The admission process begins when a prospective student seeks a recommendation to the program from his warden, chaplain or prison school principal. These students are recruited from among the prisons approved by the Michigan Department of Corrections. Applicants must have at least seven years left on their sentences to be able to complete the program, must have a high school diploma or a GED, and must have a record of good behavior. Notices of applications for the new cohort are distributed during the beginning of each calendar year.

The full application includes a series of written essays designed to assess an applicant’s intellectual and attitudinal readiness for college-level learning and the transformation it generates. Successful applicants are transferred to the Muskegon Correctional Facility during the spring or early summer to begin classes in July.

Prisoners interested in the Hope-Western Prison Education Program should communicate with their facility’s school principal, chaplain, or warden.

Admissions Process

  • January–February: Interested men notify warden, chaplain or principal
  • February–March: MDOC-approved individuals apply
  • April–May: Accepted students notified of admission
  • May–June: New students transferred to MCF
  • July: Begin classes

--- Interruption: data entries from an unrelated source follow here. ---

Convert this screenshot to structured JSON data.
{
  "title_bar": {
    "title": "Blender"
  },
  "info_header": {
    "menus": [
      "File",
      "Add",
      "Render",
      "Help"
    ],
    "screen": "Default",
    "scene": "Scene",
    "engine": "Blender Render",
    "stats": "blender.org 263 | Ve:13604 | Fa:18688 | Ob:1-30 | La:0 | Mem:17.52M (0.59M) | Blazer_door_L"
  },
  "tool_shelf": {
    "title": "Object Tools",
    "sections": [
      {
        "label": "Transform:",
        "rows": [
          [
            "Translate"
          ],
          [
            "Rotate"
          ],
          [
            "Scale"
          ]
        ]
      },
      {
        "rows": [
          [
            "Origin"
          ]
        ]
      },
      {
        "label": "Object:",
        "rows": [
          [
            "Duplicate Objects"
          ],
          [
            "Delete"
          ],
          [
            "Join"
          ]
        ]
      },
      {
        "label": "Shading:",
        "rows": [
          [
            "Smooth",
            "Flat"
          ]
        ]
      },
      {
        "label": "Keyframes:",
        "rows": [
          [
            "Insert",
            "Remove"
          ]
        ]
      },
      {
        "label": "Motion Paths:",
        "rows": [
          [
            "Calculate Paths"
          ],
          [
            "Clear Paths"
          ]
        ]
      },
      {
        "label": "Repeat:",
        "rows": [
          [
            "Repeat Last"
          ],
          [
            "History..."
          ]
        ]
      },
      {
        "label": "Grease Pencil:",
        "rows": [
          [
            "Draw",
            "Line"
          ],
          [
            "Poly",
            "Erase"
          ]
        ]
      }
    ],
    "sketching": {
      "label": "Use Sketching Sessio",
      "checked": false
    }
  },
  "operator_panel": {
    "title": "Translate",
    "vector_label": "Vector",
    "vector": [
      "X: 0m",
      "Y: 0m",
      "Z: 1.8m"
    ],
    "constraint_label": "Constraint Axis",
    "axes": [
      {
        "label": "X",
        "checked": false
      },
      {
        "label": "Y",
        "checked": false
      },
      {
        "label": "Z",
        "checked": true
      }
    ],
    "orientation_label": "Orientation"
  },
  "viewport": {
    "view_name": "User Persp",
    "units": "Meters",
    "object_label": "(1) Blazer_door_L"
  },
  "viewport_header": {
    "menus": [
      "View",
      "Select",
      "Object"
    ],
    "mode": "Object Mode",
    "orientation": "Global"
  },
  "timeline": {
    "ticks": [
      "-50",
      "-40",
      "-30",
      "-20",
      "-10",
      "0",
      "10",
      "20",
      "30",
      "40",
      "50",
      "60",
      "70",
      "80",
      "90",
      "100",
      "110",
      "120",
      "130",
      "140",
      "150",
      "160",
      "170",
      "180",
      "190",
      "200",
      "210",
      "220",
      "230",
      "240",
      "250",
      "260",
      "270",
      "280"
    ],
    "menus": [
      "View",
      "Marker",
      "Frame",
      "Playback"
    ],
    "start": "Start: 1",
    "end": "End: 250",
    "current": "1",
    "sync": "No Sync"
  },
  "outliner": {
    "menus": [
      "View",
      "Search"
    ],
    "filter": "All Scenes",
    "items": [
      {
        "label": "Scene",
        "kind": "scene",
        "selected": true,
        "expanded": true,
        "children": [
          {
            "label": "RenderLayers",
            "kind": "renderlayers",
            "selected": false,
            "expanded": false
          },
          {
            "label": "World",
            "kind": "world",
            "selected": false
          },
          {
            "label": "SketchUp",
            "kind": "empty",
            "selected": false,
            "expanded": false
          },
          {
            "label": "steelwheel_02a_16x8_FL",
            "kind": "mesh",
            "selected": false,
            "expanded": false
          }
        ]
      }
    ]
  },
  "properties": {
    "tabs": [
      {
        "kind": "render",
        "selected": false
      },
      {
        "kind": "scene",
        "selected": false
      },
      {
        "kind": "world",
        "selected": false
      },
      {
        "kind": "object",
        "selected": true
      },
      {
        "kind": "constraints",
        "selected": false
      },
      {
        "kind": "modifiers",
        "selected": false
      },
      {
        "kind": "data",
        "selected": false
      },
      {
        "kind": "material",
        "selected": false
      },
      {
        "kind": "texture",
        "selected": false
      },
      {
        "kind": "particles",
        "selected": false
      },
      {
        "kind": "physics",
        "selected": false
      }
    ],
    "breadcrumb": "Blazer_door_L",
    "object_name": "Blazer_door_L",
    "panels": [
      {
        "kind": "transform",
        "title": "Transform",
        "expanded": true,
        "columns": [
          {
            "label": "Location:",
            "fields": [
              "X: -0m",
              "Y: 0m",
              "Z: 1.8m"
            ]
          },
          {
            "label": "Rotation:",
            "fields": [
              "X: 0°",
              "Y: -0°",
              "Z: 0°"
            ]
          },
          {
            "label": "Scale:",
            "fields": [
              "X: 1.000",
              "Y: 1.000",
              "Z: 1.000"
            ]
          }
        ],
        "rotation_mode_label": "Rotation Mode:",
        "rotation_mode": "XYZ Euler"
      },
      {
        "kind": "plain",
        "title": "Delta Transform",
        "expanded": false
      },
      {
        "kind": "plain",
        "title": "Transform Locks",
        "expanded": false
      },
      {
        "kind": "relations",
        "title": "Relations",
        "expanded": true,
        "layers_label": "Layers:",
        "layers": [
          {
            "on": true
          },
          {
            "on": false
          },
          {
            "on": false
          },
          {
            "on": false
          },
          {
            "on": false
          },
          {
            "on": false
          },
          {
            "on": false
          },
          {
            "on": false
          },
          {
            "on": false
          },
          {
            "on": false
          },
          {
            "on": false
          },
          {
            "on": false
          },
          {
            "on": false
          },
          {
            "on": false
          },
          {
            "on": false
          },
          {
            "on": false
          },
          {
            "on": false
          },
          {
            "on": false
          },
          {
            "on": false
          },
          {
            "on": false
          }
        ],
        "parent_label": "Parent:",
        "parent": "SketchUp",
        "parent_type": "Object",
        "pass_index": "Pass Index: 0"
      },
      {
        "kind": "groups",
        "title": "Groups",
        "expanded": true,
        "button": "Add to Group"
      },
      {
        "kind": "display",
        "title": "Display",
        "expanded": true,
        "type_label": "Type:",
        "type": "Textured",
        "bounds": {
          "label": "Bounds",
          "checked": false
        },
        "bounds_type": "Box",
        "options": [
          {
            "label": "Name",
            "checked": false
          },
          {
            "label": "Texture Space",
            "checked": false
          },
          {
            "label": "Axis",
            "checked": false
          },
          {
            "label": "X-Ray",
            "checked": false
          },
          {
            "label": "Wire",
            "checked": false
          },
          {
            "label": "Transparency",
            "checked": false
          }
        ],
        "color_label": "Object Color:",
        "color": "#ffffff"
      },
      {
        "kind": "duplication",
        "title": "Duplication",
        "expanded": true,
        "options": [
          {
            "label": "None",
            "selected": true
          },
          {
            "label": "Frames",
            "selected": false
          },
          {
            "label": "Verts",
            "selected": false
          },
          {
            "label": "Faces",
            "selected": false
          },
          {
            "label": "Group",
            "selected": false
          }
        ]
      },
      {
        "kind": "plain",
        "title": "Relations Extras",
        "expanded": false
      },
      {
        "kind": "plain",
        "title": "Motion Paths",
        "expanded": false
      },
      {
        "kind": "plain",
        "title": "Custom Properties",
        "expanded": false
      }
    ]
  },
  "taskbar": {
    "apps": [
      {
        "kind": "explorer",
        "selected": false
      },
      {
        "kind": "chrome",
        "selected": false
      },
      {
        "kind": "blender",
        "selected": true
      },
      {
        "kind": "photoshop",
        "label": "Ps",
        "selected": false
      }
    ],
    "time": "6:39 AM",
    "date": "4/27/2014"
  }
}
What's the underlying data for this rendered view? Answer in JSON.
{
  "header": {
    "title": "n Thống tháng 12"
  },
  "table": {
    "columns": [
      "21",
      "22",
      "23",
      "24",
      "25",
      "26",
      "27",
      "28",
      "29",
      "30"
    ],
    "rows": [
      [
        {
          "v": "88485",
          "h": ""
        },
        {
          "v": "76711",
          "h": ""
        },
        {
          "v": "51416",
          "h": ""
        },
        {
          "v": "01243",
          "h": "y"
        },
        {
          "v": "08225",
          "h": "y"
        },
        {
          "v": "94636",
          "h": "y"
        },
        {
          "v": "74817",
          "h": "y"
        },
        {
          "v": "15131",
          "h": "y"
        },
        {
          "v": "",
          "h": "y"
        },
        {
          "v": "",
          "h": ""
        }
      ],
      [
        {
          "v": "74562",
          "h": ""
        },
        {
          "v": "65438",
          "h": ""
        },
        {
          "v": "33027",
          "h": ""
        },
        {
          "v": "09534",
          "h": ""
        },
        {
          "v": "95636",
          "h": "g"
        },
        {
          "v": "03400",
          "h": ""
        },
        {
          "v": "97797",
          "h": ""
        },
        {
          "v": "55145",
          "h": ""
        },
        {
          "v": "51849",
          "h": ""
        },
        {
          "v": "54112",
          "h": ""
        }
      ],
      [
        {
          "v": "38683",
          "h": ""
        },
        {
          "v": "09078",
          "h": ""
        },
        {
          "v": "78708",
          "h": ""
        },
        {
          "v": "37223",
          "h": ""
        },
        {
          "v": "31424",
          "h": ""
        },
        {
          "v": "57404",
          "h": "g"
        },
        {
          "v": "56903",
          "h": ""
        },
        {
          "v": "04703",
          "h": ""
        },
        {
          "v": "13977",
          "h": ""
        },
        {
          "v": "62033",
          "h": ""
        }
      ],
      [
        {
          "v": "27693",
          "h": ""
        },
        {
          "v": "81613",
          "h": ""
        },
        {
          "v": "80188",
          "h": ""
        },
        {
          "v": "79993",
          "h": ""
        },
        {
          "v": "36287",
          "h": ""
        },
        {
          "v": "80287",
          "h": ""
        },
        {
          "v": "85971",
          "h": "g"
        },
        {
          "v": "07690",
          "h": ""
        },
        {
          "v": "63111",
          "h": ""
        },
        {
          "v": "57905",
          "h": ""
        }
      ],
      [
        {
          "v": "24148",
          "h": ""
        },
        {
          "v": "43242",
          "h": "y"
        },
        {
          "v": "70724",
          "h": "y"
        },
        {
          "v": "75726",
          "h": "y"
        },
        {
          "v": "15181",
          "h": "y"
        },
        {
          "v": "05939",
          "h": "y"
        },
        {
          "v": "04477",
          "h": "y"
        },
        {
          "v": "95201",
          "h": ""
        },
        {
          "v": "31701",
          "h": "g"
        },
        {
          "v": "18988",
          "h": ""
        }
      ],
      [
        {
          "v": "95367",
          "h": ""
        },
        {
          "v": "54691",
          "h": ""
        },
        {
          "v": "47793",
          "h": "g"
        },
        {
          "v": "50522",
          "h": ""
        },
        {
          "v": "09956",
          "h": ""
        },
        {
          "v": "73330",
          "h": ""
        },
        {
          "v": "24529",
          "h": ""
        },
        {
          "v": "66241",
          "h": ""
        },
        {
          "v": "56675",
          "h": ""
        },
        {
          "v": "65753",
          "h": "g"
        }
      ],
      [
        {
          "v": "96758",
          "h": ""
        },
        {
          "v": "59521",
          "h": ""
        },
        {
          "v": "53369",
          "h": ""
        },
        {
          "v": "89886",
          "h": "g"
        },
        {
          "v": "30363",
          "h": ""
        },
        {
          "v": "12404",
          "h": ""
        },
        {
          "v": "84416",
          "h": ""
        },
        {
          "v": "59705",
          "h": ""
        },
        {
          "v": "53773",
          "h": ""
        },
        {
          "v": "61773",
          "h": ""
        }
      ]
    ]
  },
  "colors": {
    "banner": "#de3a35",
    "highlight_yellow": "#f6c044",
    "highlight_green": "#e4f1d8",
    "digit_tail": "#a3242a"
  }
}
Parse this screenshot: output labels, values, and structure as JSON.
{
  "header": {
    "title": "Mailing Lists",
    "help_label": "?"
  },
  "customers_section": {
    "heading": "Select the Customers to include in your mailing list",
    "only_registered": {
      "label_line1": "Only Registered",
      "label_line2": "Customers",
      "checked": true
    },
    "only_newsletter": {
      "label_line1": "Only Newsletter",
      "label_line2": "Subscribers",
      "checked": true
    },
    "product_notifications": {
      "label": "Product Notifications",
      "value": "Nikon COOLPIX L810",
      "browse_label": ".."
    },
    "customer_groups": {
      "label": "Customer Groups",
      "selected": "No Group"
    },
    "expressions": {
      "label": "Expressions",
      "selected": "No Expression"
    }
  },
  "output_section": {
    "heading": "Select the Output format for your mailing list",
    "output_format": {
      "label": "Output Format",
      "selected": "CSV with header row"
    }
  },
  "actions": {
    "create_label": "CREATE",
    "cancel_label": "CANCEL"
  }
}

All HWPEP students participate in a traditional liberal arts education offered in the context of the historic Christian faith. The program lasts at least four calendar years and requires 126 credit-hours.

Students at Muskegon Correctional Facility follow the same program of general education as traditional students on the Holland campus, including:

  • Mathematics and Natural Science
  • Fine Arts
  • Humanities
  • Social Sciences

HWPEP students major in Faith, Leadership, and Service, a course of study that combines religion, ministry, leadership and social sciences. The major is designed to engender personal transformation and equip graduates to be of service to others in whatever communities of which they will be a part — including the prison community.


HWPEP emphasizes whole-person development, including intellectual, emotional, social and spiritual formation. Formational activities are intertwined with classroom learning.

Co-curricular formational activities help students process their learning and consider how it shapes and equips them for service to others.